Friday, December 7, 2012

This Seat's Taken: AP Lit, December 7, 2012

Focus: Student-led discussion of Invisible Man

1. Announcements and project sign-up!

2. Warm-up: A little sketching while we listen to Chapter 21

3. Socratic seminar: Chapters 21-23 in Invisible Man

1. Poetry projects and essays.
2. Finish Invisible Man by Thursday for our final Socratic seminar.


  1. Presentation order:

    Emily M


  2. Did you think the cop was justified in shooting Clifton?
    The struggle of the ideals in that scenario is whether racial motivation played a role in the shooting
    The narrator brings up that he doesn’t understand why Clifton acted out in this way, was his anger manifested in the shooting?
    “Southern Cop” Poem- ambiguity of not knowing what the black man did to deserve death
    Ignorance of the white men
    P457, the cop was eager to pull the trigger
    P435, the cop was the one who started the fighting, provoking/ initiating the fight
    Or was the cop trying to talk to him and Clifton was ignoring him, causing him to push and get his attention.
    Syntax of the p435, active voice when referring to the cop, makes Clifton seem less in control of his own movements than the cop- perhaps Clifton is the Sambo doll in the situation
    Fell forward, “like a man saying his prayers,” standing and then falling, illustrates how the black society is right now, when they are knocked down by the white men
    Parallels to the Battle Royale
    P446 The dancing Sambo doll and the electric rug, both ways in which society are making the black men “dance”
    Why is it that it is a fine black thread?
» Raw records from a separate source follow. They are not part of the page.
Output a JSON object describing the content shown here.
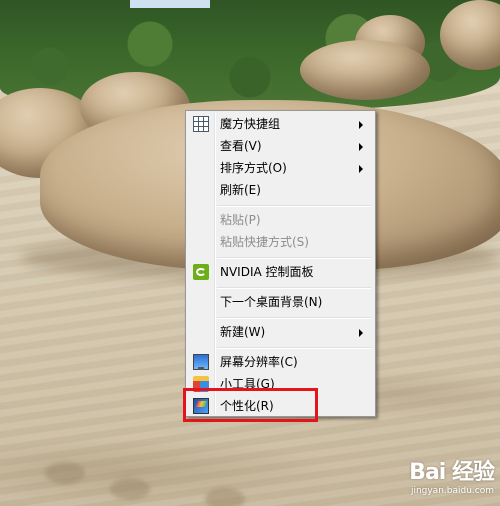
{
  "context_menu": {
    "items": [
      {
        "label": "魔方快捷组",
        "icon": "grid-icon",
        "has_submenu": true,
        "disabled": false
      },
      {
        "label": "查看(V)",
        "has_submenu": true,
        "disabled": false
      },
      {
        "label": "排序方式(O)",
        "has_submenu": true,
        "disabled": false
      },
      {
        "label": "刷新(E)",
        "has_submenu": false,
        "disabled": false
      },
      {
        "label": "粘贴(P)",
        "has_submenu": false,
        "disabled": true
      },
      {
        "label": "粘贴快捷方式(S)",
        "has_submenu": false,
        "disabled": true
      },
      {
        "label": "NVIDIA 控制面板",
        "icon": "nvidia-icon",
        "has_submenu": false,
        "disabled": false
      },
      {
        "label": "下一个桌面背景(N)",
        "has_submenu": false,
        "disabled": false
      },
      {
        "label": "新建(W)",
        "has_submenu": true,
        "disabled": false
      },
      {
        "label": "屏幕分辨率(C)",
        "icon": "monitor-icon",
        "has_submenu": false,
        "disabled": false
      },
      {
        "label": "小工具(G)",
        "icon": "gadgets-icon",
        "has_submenu": false,
        "disabled": false
      },
      {
        "label": "个性化(R)",
        "icon": "personalize-icon",
        "has_submenu": false,
        "disabled": false
      }
    ]
  },
  "highlight": {
    "target": "个性化(R)",
    "color": "#e3141b"
  },
  "watermark": {
    "logo": "Bai 经验",
    "url": "jingyan.baidu.com"
  },
  "colors": {
    "menu_bg": "#f0f0f0",
    "menu_border": "#979797",
    "disabled_text": "#8d8d8d"
  }
}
Because you can’t see the black, maybe because like the black men the black thread is invisible. Also, maybe the black thread, or black men are not seen but are what help the white men, or the doll, to operate. The narrator’s obedience could also be represented by the control these white men have over the doll through the thread.
    The narrator is more of a method or a tool in getting the points across, both with Bledsoe and with the Brotherhood. P469, “you weren’t hired to think”-narrator comes to the realization that he hasn’t been thinking for himself, and when he tries to, he gets put back in his place.
    Another rebirth has taken place in the funeral scene, realization. Is it the last rebirth the narrator will undergo?
    Rinehart- After he bought a new pair of shoes, connects to the running imagery. A new direction he discovers to run. He would have been Rinehart but was wearing the wrong shoes. Rinehart might be reflective of the narrator because both characters are both seen as many different things, neither is specifically seen.
    P498, “Still, could he be all of them?” The narrator is questioning the multiple aspects of the Rinehart character and in turn is reflecting on himself.
    Why does the narrator’s body start to itch? Because of his discomfort with himself or his situation, he feels like, realizing his similarities to Rinehart, he could do more.
    Clown vs. fool. Narrator calls himself a fool. P446, refers to the Sambo puppet, connection to brother jack in the clown-like creepiness. Both are projecting a show to the world, falsifying their actions as a show rather than reality. The smile does not always represent real happiness, but the smile more emphasizes the stereotypes or a characterization rather than an expression of emotion. Every time the narrator genuinely feels like laughing, it is at an inappropriate time.
    Interesting to see the image of him crying at Clifton’s funeral, one of the first genuine expressions of the emotion or are they fake tears?
    Speech at Clifton’s funeral, the emphasis was solely put on the fact that the man had a name, trying to bring significance to Clifton’s life regardless of what he had done in it. Does this reflect the narrator or provide a juxtaposition because he does have a name while the narrator doesn’t.
    Did Clifton die a martyr? He died the way people needed to see him. Like in The Dark Night, his death brings him to light in a way that represents him positively, as a victim of the police officer who shot him.